Stephen Barclay confirmed that the Government “will abide by” what is set out in that letter, following fears the PM could try and scupper an extension with a second contradictory letter or request to a member state to block an extension.
Barclay also revealed the ongoing talks in Brussels are also about the ‘political declaration’ about future trade deals going forward, as well as the terms of leaving the EU.
However, he refused to say if MPS would be able to see the full text even if there is a vote on a withdrawal deal on Saturday.
No 10 has refused to reveal the text of the declaration, amid signals it would abandon Theresa May’s promises not to water down workers’ rights, or environmental and safety standards.
The Prime Minister’s negotiators resumed talks on Wednesday morning after wrapping up their last session in the early hours as they strive to get an agreement ready for Thursday’s meeting of EU leaders.
Negotiations hit a ‘stumbling block’
This however is looking increasingly unlikely with both sides talking about obstacles that may not be overcome today.
News agency Reuters reports that negotiators from the EU and Britain have hit a “stumbling block” in Brexit talks related to a future trade deal according to EU diplomats
If Johnson fails to get a deal by the weekend, he will face an almighty clash with MPs who will demand he complies with the Benn Act and ask for an extension, something he has repeatedly ruled out doing.
The Brexit Secretary reiterated that the PM would write to Brussels asking for an Article 50 extension, as previously revealed in documents submitted during a Scottish court challenge.
The Cabinet minister reiterated the Government’s commitment to leave the EU on the current October 31 deadline, despite the act demanding a delay to the end of January if MPs to do not approve a deal by Saturday.
Even Eurosceptics brand Boris deal “absurd” and “unacceptable”
Analysis on the weekend revealed that Boris Johnson’s proposals would hit the economy harder than the deal Theresa May negotiated.
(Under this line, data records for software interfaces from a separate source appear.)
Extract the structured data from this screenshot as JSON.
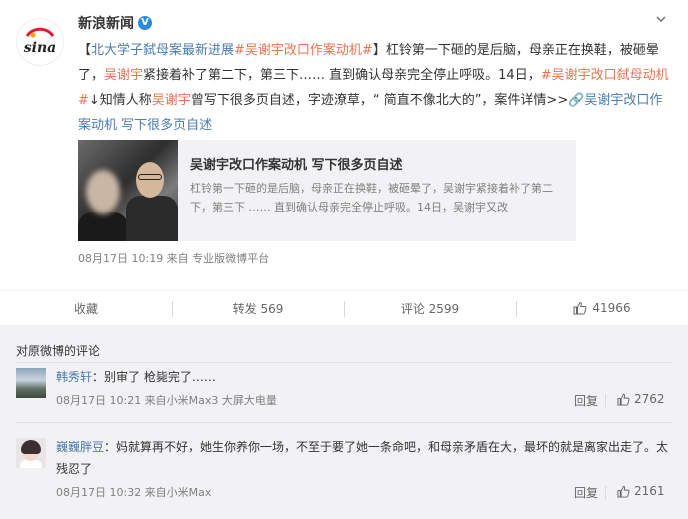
{
  "post": {
    "author": "新浪新闻",
    "logo_text": "sina",
    "text_parts": {
      "open": "【",
      "tag1": "北大学子弑母案最新进展",
      "tag2": "#吴谢宇改口作案动机#",
      "p1": "】杠铃第一下砸的是后脑，母亲正在换鞋，被砸晕了，",
      "name1": "吴谢宇",
      "p2": "紧接着补了第二下，第三下…… 直到确认母亲完全停止呼吸。14日，",
      "tag3": "#吴谢宇改口弑母动机#",
      "p3": "↓知情人称",
      "name2": "吴谢宇",
      "p4": "曾写下很多页自述，字迹潦草，“ 简直不像北大的”，案件详情>>",
      "link": "吴谢宇改口作案动机 写下很多页自述"
    },
    "card": {
      "title": "吴谢宇改口作案动机 写下很多页自述",
      "desc": "杠铃第一下砸的是后脑，母亲正在换鞋，被砸晕了，吴谢宇紧接着补了第二下，第三下 …… 直到确认母亲完全停止呼吸。14日，吴谢宇又改"
    },
    "meta": "08月17日 10:19  来自 专业版微博平台"
  },
  "actions": {
    "favorite": "收藏",
    "repost": "转发 569",
    "comment": "评论 2599",
    "like": "41966"
  },
  "comments": {
    "title": "对原微博的评论",
    "items": [
      {
        "user": "韩秀轩",
        "text": "：别审了 枪毙完了……",
        "meta": "08月17日 10:21  来自小米Max3 大屏大电量",
        "reply": "回复",
        "likes": "2762"
      },
      {
        "user": "巍巍胖豆",
        "text": "：妈就算再不好，她生你养你一场，不至于要了她一条命吧，和母亲矛盾在大，最坏的就是离家出走了。太残忍了",
        "meta": "08月17日 10:32  来自小米Max",
        "reply": "回复",
        "likes": "2161"
      }
    ]
  },
  "colors": {
    "accent": "#eb7350",
    "link": "#4b7bb0",
    "badge": "#2a8bd8",
    "background": "#f2f2f5"
  }
}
Britain would take a £50 billion hit and everybody in the country would be an estimated £2,000 poorer.
There are still major stumbling blocks to a deal that would carve up the UK, with Northern Ireland bound by trade regulations the rest of the United Kingdom would be abandoning.
Customs and regulations borders have to go somewhere and either the whole of the UK is bound by them or just Northern Ireland, or the integrity of the Good Friday agreement falls apart with borders in Ireland.
And these are the issues that are concerning the DUP MPs and hardline Brexiteers in the Conservative party whose support Boris Johnson will have to rely on for parliament to agree to any deal his team manages to negotiate with the EU.
The Sun reports Iain Duncan Smith “exploded” when told about Johnson’s deal, and Owen Paterson branded it “absurd” and “unacceptable”.